Benoit Pouliot, David Krejci and Brad Marchand scored for Boston, which has now gone 19-2-1 over its last 22 games. The Bruins have won five in a row and are now 19-0-0 when they score at least three goals in a game.
"We can talk about depth all we want. But if we can't prove it or show it, it's not really depth, right?" said Bruins coach Claude Julien. "This is what's been going on here the last little while. We've been challenged with some injuries, and obviously tonight a suspension, and our guys keep stepping up. And whoever's replacing or the rest of the team just keeps going and we don't change our game, we don't change our game plan, we just try to play the same every night no matter who you've got in the lineup. Again, that's just the simplicity of our hockey club."

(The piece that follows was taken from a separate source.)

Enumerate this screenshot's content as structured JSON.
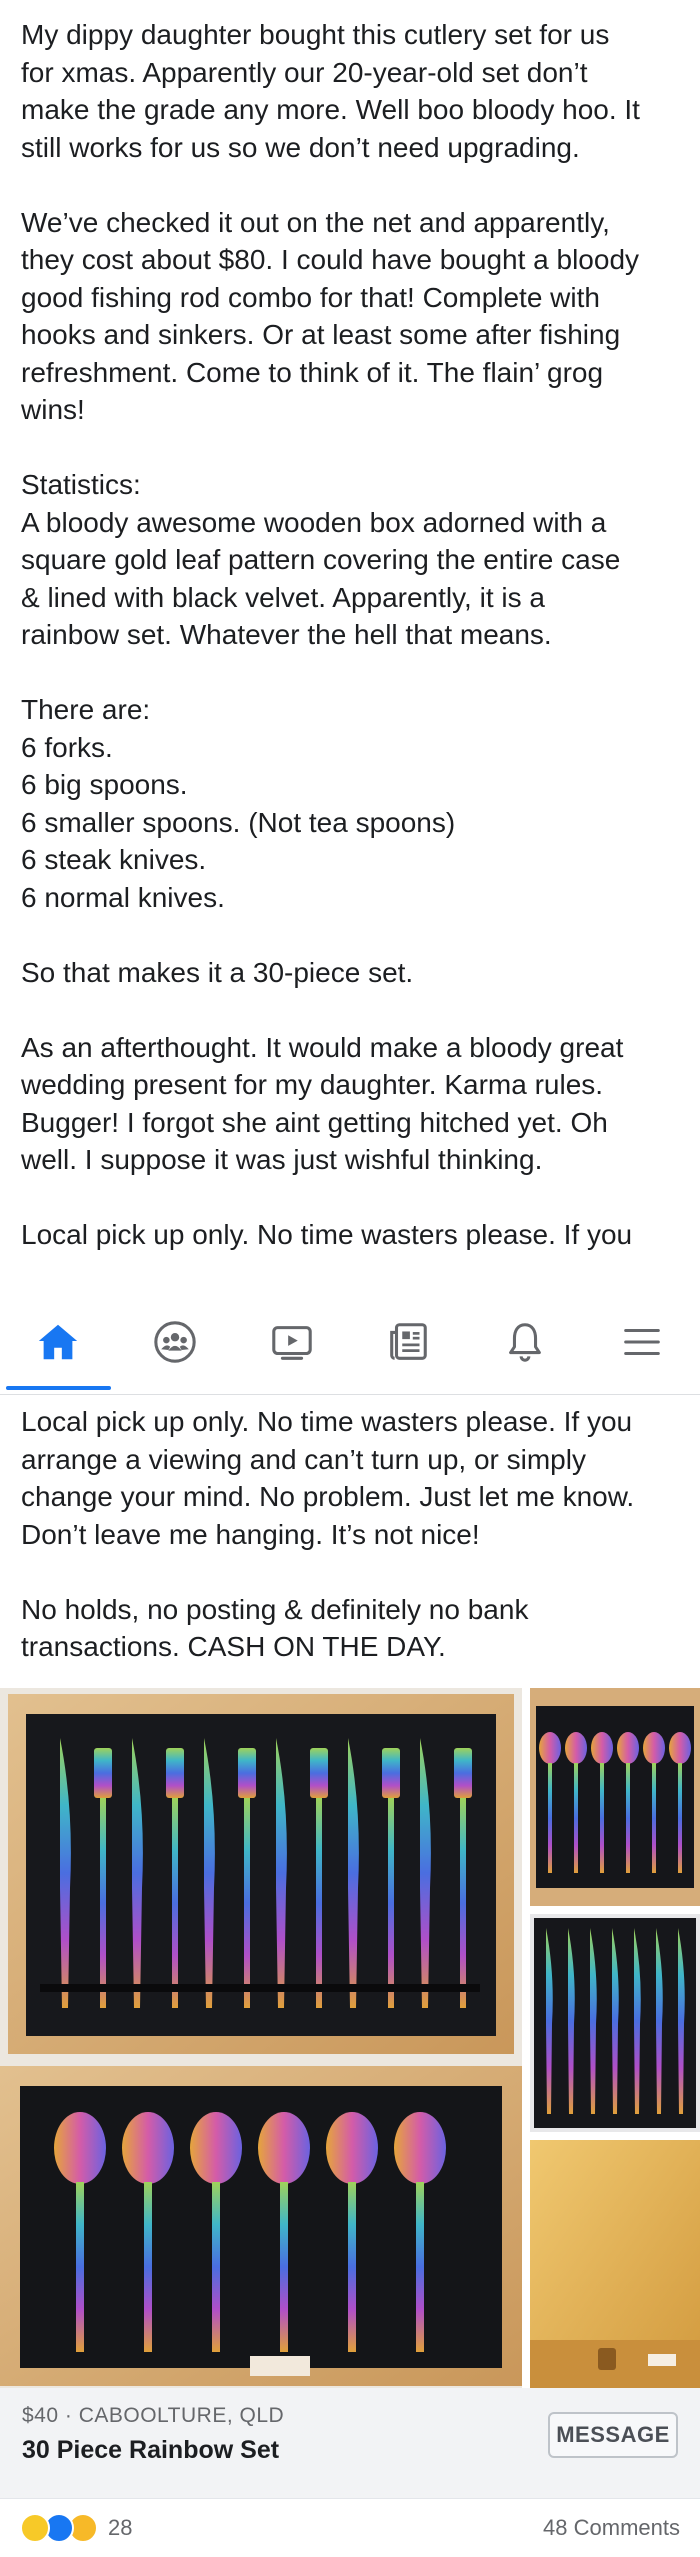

Playing their second game under interim coach Randy Cunneyworth, the Canadiens bounced back after allowing the first goal to tie the game on a Tomas Plekanec score. They also cut the lead to 3-2 with just 1:14 left in regulation and had some extra-attacker chances in the final minute to once again even the score.

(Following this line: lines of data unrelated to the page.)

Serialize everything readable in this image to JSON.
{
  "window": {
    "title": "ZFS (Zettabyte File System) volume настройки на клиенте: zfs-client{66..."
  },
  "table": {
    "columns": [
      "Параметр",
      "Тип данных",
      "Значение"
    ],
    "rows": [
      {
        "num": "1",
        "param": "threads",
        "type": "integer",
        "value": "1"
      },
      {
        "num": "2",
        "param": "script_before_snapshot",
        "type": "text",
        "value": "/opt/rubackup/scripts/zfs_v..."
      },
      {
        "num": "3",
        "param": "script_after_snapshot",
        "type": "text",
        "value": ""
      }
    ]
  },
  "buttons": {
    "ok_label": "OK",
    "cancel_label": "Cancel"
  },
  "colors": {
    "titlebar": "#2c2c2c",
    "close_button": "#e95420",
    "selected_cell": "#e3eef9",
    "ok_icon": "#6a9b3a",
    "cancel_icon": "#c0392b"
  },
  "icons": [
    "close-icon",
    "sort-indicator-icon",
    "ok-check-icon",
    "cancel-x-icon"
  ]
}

Those were among the promising signs to Cunneyworth, whose team is now 0-2-0 with him at the helm and 3-3-3 in its last nine.

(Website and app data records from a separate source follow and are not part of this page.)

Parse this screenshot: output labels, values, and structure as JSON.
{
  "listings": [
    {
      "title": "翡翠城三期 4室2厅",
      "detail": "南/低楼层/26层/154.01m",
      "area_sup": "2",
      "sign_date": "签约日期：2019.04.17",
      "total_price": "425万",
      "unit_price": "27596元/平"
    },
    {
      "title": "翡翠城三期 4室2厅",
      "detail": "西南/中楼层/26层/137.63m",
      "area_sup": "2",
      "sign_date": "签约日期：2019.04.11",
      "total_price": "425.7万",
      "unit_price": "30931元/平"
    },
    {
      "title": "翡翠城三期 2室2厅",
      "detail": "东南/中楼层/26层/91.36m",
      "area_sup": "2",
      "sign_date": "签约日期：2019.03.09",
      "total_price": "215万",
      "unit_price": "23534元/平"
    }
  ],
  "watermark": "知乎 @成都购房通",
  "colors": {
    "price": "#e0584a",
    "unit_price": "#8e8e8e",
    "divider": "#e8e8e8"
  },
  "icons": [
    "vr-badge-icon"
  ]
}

"I think we can look at the push at the end as a positive. I think the fact that we did not quit and we actually put them at risk very late in the game behind a goal, I think that says a little bit about the character," said Cunneyworth. "We had some mistakes at inopportune times that really hurt us, but I think we can learn from those mistakes. I think we have to make those percentage plays that don't put our team at risk. I thought it was a step in the right direction.
"We certainly did a few more things that were more team-oriented and the battle was there. That's obviously a very good team that we were up against and we know it's a difficult place to play, but I thought we certainly put our best foot forward and battled hard."
Marchand's goal proved to be the game-winner, and it came after one of those mistakes Cunneyworth talked about. With the Bruins ahead 2-1, Patrice Bergeron chopped the puck off Travis Moen's stick at the Montreal blue line. Tyler Seguin pounced on the loose puck and fed Marchand for a falling-down goal past Carey Price (28 saves).
"That's an important time and a place where you don't want to make that play," said Cunneyworth. "But again, there are other instances that we have to learn from and that's one of them. I think if we kind of reduce those situations and plays, I think we'll be on a better foot."
Pouliot scored the game's first goal off a faceoff play signaled by Rich Peverley, who won the draw forward so Pouliot could win a race and then beat Price 12:13 into the game. It was Pouliot's sixth goal of the season, but his first against the team that let him leave as a free agent last summer.
"It always feels good. Obviously winning is a lot better, it feels great," said Pouliot. "And putting a goal out there, it feels good. Price almost had me there on the stick. It feels good."
Plekanec's first goal in seven games evened the game 73 seconds later. Just 2:42 into the second period, Andrew Ference pinched up to the left dot in the attacking zone and carried the puck behind the Canadiens' net. His pass to the front deflected off the outside of Krejci's boot and past Price. The video review upheld the goal and the 2-1 lead.
The Bruins are scheduled to have Lucic back for their next game Friday at home against Florida. They might have a completely healthy team or might have a player or two or more go down between now and then. Regardless, everyone seems to be on the same page.
"I think it helps when you have expectations that are the same for every line, and the system's the same for every line," said Ference. "I think that makes it easy for guys to transfer from one spot to the next. It's not like there’s a different set of rules for Looch's line compared to the fourth line. People are expected to do the same thing, so it probably eases the transition, I think, when players get moved around."